* _What you are asked to do_:
Your answer should be the number of lines in the listing that hold the string "equation", with no other words.

* _Data for analysis_:
—————

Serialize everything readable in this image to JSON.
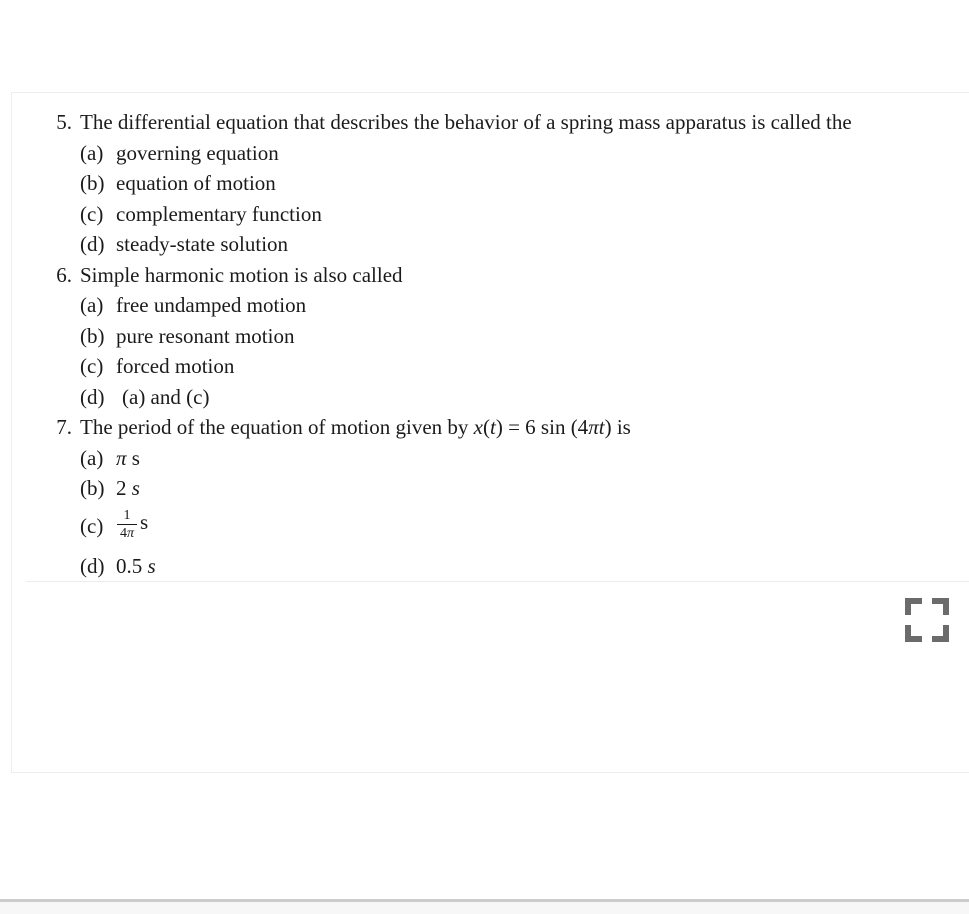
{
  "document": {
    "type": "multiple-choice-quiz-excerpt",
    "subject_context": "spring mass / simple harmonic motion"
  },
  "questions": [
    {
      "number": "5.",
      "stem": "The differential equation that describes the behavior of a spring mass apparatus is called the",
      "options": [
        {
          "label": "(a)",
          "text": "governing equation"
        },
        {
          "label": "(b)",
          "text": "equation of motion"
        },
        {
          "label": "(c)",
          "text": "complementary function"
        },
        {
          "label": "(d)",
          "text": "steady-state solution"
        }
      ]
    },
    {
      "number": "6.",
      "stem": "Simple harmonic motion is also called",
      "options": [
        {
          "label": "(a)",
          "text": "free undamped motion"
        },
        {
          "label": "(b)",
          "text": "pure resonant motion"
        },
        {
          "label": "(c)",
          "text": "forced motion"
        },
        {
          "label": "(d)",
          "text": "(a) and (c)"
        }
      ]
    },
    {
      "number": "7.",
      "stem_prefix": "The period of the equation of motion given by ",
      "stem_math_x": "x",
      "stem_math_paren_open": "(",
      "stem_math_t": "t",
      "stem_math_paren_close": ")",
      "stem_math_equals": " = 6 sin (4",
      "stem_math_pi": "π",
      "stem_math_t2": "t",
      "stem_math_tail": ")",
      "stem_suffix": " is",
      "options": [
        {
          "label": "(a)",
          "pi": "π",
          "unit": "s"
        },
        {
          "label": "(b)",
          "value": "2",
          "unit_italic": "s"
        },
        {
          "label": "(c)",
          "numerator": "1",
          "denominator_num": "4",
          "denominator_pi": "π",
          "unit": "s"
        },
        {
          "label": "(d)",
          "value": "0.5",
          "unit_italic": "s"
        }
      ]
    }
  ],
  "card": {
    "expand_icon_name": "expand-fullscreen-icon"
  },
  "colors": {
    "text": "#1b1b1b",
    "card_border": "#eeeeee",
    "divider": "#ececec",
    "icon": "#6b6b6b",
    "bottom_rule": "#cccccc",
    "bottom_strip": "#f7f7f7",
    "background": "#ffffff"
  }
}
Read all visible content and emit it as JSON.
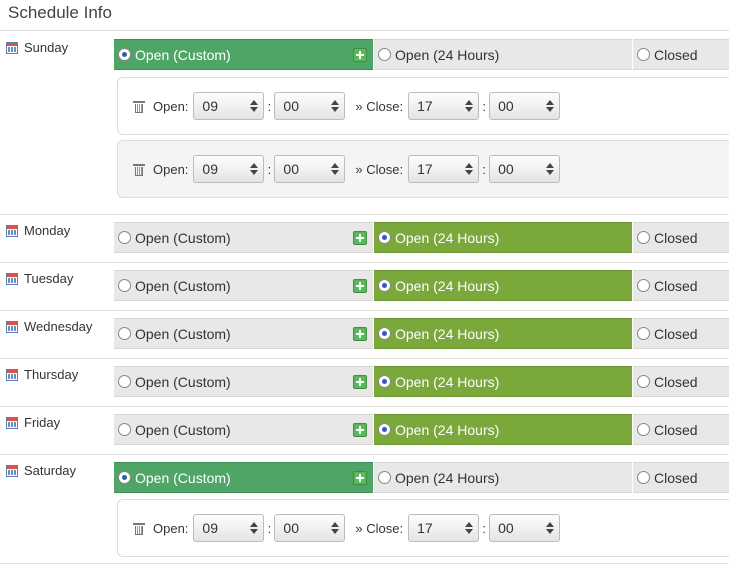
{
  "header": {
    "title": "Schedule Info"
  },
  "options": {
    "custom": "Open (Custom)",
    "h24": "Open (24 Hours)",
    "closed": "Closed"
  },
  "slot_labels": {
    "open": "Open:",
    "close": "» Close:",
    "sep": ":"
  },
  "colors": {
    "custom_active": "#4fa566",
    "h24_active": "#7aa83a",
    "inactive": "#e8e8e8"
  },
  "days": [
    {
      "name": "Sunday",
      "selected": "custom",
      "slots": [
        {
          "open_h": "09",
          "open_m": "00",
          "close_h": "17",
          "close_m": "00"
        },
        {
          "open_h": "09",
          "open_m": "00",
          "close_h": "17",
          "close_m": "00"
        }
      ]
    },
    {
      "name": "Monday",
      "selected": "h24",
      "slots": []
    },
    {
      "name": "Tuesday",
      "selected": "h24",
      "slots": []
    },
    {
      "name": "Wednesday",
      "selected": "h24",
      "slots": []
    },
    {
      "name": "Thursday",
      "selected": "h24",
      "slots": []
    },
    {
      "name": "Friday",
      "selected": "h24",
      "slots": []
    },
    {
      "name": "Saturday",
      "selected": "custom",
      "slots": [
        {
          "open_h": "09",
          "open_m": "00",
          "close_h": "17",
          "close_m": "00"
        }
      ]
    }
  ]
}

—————

* _Your response_:
4